BEGIN THE DATA

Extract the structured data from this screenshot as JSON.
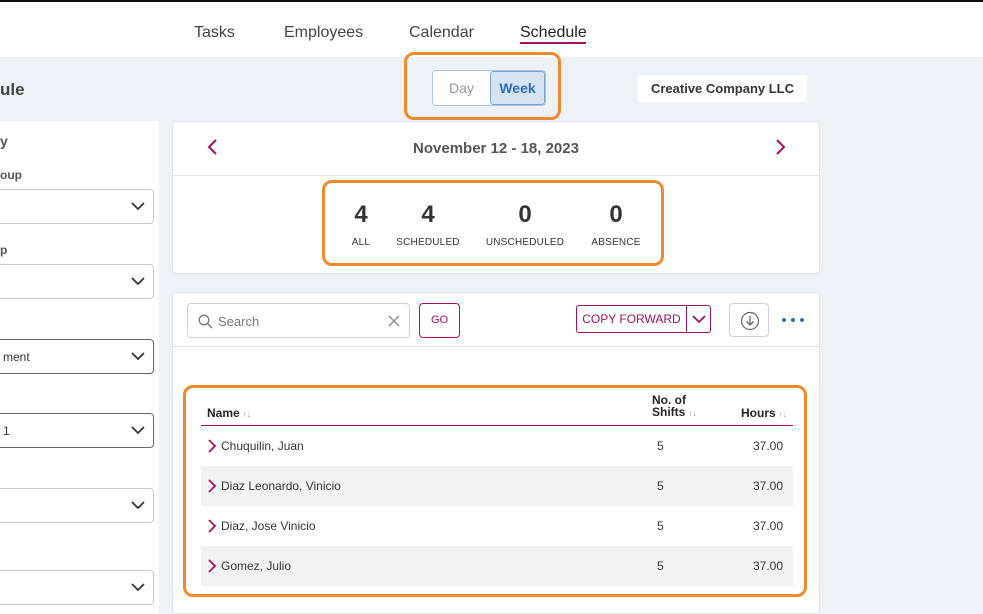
{
  "topnav": {
    "items": [
      {
        "label": "Tasks"
      },
      {
        "label": "Employees"
      },
      {
        "label": "Calendar"
      },
      {
        "label": "Schedule",
        "active": true
      }
    ]
  },
  "page": {
    "title_fragment": "ule"
  },
  "left_panel": {
    "section_fragment": "y",
    "fields": [
      {
        "label_fragment": "oup",
        "value": ""
      },
      {
        "label_fragment": "p",
        "value": ""
      },
      {
        "label_fragment": "",
        "value": "ment"
      },
      {
        "label_fragment": "",
        "value": "1"
      },
      {
        "label_fragment": "",
        "value": ""
      },
      {
        "label_fragment": "",
        "value": ""
      }
    ]
  },
  "view_toggle": {
    "day_label": "Day",
    "week_label": "Week",
    "selected": "Week"
  },
  "company": {
    "name": "Creative Company LLC"
  },
  "date_nav": {
    "range": "November 12 - 18, 2023"
  },
  "stats": [
    {
      "value": "4",
      "label": "ALL"
    },
    {
      "value": "4",
      "label": "SCHEDULED"
    },
    {
      "value": "0",
      "label": "UNSCHEDULED"
    },
    {
      "value": "0",
      "label": "ABSENCE"
    }
  ],
  "toolbar": {
    "search_placeholder": "Search",
    "search_value": "",
    "go_label": "GO",
    "copy_forward_label": "COPY FORWARD"
  },
  "table": {
    "headers": {
      "name": "Name",
      "shifts_line1": "No. of",
      "shifts_line2": "Shifts",
      "hours": "Hours"
    },
    "rows": [
      {
        "name": "Chuquilin, Juan",
        "shifts": "5",
        "hours": "37.00"
      },
      {
        "name": "Diaz Leonardo, Vinicio",
        "shifts": "5",
        "hours": "37.00"
      },
      {
        "name": "Diaz, Jose Vinicio",
        "shifts": "5",
        "hours": "37.00"
      },
      {
        "name": "Gomez, Julio",
        "shifts": "5",
        "hours": "37.00"
      }
    ]
  },
  "colors": {
    "accent": "#a0145d",
    "highlight": "#ee8a2e",
    "toggle_active_bg": "#d6e4f4",
    "toggle_active_text": "#2d6fb6"
  },
  "icons": [
    "chevron-left-icon",
    "chevron-right-icon",
    "search-icon",
    "clear-icon",
    "chevron-down-icon",
    "download-icon",
    "more-icon",
    "row-chevron-icon",
    "sort-icon"
  ]
}
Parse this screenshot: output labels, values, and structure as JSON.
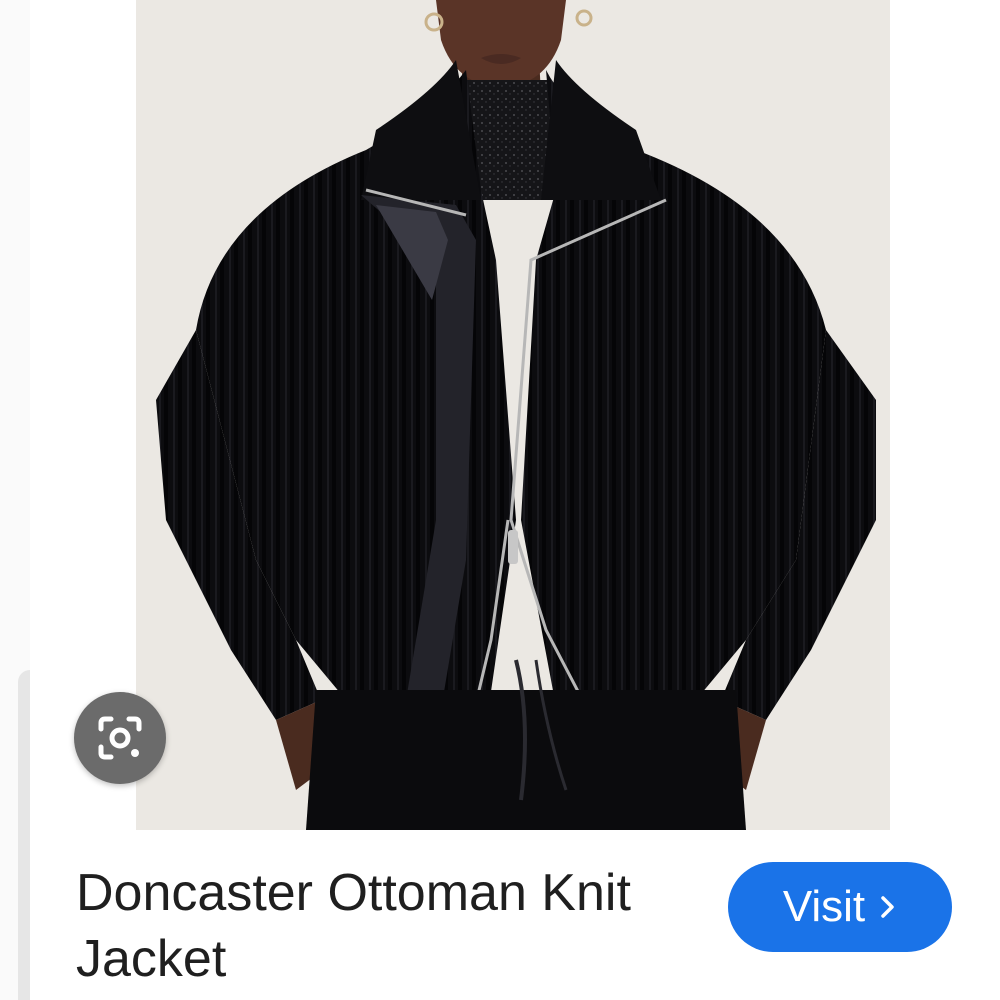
{
  "result": {
    "title": "Doncaster Ottoman Knit Jacket",
    "visit_label": "Visit",
    "visit_icon": "chevron-right-icon",
    "lens_icon": "google-lens-icon",
    "image_alt": "Woman wearing a black ribbed knit zip jacket"
  },
  "colors": {
    "accent": "#1a73e8",
    "image_background": "#ebe8e3",
    "lens_button": "#6b6b6b",
    "title_text": "#1f1f1f"
  }
}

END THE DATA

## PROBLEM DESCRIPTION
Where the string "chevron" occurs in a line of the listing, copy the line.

## ANSWER
    "chevron-left-icon",
    "chevron-right-icon",
    "chevron-down-icon",
    "row-chevron-icon",
    "visit_icon": "chevron-right-icon",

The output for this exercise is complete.